* What needs to be done *
Each entry below is to be reproduced exactly, though any pictures it holds must be omitted.

* Dataset extract *
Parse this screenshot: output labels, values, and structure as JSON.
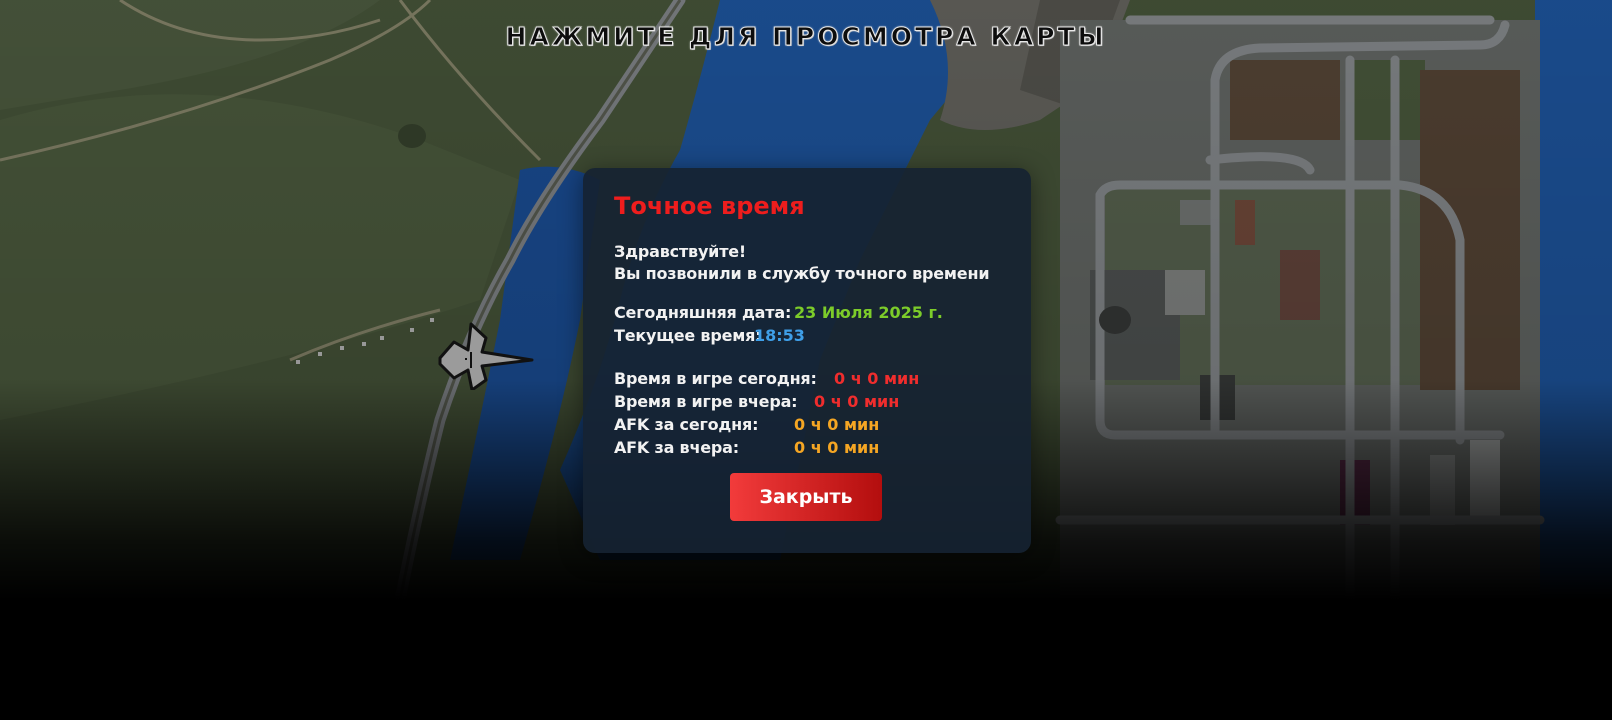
{
  "map": {
    "hint": "НАЖМИТЕ ДЛЯ ПРОСМОТРА КАРТЫ",
    "colors": {
      "grass": "#4a5a3c",
      "water": "#1f5aa8",
      "road": "#8f9396",
      "city": "#6a6e6b",
      "field": "#5c4a3a"
    },
    "player_marker_icon": "player-arrow-icon"
  },
  "dialog": {
    "title": "Точное время",
    "greeting": "Здравствуйте!",
    "intro": "Вы позвонили в службу точного времени",
    "date_label": "Сегодняшняя дата:",
    "date_value": "23 Июля 2025 г.",
    "time_label": "Текущее время:",
    "time_value": "18:53",
    "stats": {
      "today_label": "Время в игре сегодня:",
      "today_value": "0 ч 0 мин",
      "yesterday_label": "Время в игре вчера:",
      "yesterday_value": "0 ч 0 мин",
      "afk_today_label": "AFK за сегодня:",
      "afk_today_value": "0 ч 0 мин",
      "afk_yesterday_label": "AFK за вчера:",
      "afk_yesterday_value": "0 ч 0 мин"
    },
    "close_label": "Закрыть",
    "colors": {
      "title": "#ee1d1d",
      "date": "#7ccc2a",
      "time": "#3f9fe8",
      "ingame": "#f02d2d",
      "afk": "#f5a623"
    }
  }
}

* Exercise result *
Parse this screenshot: output labels, values, and structure as JSON.
{
  "map": {
    "hint": "НАЖМИТЕ ДЛЯ ПРОСМОТРА КАРТЫ",
    "colors": {
      "grass": "#4a5a3c",
      "water": "#1f5aa8",
      "road": "#8f9396",
      "city": "#6a6e6b",
      "field": "#5c4a3a"
    },
    "player_marker_icon": "player-arrow-icon"
  },
  "dialog": {
    "title": "Точное время",
    "greeting": "Здравствуйте!",
    "intro": "Вы позвонили в службу точного времени",
    "date_label": "Сегодняшняя дата:",
    "date_value": "23 Июля 2025 г.",
    "time_label": "Текущее время:",
    "time_value": "18:53",
    "stats": {
      "today_label": "Время в игре сегодня:",
      "today_value": "0 ч 0 мин",
      "yesterday_label": "Время в игре вчера:",
      "yesterday_value": "0 ч 0 мин",
      "afk_today_label": "AFK за сегодня:",
      "afk_today_value": "0 ч 0 мин",
      "afk_yesterday_label": "AFK за вчера:",
      "afk_yesterday_value": "0 ч 0 мин"
    },
    "close_label": "Закрыть",
    "colors": {
      "title": "#ee1d1d",
      "date": "#7ccc2a",
      "time": "#3f9fe8",
      "ingame": "#f02d2d",
      "afk": "#f5a623"
    }
  }
}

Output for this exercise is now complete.